● WHAT YOU HAVE TO DO
Read the records below. Copy each line where the string "screenshot" occurs.
=====
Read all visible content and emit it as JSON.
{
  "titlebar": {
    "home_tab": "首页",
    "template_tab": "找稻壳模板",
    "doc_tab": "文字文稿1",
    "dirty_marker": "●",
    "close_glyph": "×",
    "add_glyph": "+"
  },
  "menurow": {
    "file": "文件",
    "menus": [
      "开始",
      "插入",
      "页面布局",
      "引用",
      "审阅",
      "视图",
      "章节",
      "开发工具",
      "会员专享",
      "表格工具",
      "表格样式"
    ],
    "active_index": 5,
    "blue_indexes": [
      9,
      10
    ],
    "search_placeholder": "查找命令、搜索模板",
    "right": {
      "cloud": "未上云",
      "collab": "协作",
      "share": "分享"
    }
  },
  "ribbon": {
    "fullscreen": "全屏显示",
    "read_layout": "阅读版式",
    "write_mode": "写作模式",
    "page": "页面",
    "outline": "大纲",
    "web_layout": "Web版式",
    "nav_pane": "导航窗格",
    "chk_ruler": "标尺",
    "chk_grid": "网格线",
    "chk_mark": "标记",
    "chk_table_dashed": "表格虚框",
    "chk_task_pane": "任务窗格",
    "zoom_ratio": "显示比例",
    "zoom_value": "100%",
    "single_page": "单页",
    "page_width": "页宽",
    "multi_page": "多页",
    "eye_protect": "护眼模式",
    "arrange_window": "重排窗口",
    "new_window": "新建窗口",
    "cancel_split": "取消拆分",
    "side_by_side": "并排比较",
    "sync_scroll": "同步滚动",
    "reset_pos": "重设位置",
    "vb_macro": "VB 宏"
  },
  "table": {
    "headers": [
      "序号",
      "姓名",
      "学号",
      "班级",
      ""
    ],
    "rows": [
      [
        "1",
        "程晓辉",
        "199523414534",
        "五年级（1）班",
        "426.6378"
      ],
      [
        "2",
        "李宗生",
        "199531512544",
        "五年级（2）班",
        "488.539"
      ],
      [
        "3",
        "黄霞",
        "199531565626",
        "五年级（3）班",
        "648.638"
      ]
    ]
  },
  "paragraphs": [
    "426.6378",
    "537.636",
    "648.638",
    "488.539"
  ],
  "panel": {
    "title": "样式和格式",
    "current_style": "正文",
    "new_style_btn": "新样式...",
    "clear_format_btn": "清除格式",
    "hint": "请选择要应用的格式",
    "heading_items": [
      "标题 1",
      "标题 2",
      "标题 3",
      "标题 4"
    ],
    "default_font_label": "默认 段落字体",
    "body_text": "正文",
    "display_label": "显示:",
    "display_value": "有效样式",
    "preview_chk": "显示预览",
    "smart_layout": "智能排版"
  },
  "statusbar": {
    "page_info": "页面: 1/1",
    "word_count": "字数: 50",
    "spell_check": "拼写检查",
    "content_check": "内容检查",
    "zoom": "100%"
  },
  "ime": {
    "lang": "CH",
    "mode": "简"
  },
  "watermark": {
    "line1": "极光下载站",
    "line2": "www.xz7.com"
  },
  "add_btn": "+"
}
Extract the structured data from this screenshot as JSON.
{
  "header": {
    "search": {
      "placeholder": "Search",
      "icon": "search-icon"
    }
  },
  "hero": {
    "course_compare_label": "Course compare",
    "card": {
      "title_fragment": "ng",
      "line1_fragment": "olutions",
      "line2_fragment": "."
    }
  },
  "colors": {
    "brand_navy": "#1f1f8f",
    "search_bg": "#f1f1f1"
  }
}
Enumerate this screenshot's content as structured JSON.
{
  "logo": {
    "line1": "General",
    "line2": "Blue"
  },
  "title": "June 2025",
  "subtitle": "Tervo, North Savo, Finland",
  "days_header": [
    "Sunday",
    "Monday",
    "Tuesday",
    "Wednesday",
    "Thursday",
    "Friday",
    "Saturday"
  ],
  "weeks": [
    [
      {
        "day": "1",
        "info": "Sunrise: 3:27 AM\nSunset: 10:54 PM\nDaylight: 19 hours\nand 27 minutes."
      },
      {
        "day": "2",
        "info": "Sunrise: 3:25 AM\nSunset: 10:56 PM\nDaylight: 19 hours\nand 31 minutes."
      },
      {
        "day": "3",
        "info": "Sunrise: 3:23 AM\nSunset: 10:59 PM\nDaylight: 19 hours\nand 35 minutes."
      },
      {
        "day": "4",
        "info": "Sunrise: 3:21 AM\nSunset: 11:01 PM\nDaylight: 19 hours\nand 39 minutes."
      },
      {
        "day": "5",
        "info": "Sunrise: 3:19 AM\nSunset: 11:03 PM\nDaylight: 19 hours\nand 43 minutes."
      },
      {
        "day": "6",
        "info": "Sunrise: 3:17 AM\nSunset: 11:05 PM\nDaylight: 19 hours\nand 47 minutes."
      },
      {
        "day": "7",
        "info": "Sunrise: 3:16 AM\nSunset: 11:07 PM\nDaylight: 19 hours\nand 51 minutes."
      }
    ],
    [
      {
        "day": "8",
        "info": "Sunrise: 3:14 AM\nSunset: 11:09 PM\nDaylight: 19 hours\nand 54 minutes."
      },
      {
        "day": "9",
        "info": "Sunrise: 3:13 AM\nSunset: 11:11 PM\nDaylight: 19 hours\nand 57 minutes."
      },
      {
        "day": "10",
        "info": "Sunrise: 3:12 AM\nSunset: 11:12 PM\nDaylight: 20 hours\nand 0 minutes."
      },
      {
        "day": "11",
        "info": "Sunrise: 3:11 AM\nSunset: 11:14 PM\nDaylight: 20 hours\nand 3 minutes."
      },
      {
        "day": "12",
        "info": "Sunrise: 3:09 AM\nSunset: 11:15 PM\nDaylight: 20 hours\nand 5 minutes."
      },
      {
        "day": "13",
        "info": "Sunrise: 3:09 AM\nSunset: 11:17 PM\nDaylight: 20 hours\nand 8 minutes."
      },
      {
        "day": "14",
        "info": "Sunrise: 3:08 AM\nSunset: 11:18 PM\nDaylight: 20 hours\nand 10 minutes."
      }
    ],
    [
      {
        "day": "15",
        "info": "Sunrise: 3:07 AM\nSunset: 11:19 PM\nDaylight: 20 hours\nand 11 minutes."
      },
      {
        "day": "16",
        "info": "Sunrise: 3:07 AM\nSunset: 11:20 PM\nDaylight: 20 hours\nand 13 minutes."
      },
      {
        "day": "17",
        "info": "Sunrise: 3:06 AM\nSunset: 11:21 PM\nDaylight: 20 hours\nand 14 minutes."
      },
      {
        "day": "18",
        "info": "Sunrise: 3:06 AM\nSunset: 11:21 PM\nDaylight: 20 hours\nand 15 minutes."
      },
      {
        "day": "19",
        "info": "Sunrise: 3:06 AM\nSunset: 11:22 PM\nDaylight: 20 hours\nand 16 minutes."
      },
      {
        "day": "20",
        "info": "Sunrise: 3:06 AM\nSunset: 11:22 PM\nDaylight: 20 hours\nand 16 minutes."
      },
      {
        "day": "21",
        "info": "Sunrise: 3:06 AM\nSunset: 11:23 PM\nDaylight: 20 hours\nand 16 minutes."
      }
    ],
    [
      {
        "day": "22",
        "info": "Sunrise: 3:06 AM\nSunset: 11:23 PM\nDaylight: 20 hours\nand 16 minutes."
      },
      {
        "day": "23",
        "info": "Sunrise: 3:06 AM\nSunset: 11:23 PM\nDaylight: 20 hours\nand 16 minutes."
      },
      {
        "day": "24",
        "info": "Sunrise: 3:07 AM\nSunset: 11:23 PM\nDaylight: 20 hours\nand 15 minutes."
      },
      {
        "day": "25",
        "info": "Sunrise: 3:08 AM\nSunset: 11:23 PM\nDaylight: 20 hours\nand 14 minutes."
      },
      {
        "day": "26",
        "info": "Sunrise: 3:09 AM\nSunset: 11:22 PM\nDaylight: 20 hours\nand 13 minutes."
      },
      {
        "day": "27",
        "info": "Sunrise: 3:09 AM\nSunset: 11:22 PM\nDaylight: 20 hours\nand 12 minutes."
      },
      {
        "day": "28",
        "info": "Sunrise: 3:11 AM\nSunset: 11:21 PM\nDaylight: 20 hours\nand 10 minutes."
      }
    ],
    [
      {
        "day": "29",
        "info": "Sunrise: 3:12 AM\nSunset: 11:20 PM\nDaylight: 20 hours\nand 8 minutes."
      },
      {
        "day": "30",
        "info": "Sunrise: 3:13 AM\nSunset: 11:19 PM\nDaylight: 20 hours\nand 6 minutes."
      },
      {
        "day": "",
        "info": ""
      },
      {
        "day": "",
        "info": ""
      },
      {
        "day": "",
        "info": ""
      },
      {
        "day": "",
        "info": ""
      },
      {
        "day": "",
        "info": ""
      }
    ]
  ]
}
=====
● RESULT
Extract the structured data from this screenshot as JSON.
Enumerate this screenshot's content as structured JSON.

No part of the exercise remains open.